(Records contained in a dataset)
===============
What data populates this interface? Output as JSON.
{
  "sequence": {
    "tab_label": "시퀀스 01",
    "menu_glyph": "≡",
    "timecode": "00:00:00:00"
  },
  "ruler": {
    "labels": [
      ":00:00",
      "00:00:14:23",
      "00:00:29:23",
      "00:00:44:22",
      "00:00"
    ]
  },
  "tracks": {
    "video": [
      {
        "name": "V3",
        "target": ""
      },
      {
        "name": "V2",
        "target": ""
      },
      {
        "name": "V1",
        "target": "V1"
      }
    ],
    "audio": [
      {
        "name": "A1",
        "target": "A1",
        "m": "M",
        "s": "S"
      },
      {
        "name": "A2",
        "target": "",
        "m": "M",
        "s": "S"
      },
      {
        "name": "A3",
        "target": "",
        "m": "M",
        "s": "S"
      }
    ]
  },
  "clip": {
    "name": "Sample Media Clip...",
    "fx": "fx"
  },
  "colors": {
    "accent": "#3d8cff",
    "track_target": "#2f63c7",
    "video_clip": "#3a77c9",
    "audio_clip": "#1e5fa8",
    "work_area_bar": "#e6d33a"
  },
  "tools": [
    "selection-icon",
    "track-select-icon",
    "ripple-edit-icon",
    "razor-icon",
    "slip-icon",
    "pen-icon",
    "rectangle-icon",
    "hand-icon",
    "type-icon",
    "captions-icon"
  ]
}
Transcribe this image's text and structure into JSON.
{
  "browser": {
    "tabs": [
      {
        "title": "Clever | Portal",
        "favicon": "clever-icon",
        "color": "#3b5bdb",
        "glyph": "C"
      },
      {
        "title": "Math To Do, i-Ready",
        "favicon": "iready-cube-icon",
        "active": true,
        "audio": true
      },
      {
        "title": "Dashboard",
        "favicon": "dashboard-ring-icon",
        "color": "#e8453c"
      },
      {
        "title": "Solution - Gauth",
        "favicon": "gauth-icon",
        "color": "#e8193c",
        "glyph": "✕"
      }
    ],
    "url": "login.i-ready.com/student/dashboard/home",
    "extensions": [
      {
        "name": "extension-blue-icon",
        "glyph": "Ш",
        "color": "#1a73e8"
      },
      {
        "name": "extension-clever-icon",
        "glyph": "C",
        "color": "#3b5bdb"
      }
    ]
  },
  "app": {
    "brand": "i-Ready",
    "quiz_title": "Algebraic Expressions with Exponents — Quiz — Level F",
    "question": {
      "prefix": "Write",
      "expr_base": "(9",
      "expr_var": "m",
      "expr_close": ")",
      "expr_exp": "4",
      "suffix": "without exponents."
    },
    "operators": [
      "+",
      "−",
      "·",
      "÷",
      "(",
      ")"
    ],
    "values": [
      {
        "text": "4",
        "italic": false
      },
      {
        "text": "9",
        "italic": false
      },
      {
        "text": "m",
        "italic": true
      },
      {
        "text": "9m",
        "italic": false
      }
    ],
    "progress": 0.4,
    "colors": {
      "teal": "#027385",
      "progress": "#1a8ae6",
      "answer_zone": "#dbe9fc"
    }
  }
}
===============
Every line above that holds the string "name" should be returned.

        "name": "V3",
        "name": "V2",
        "name": "V1",
        "name": "A1",
        "name": "A2",
        "name": "A3",
    "name": "Sample Media Clip...",
        "name": "extension-blue-icon",
        "name": "extension-clever-icon",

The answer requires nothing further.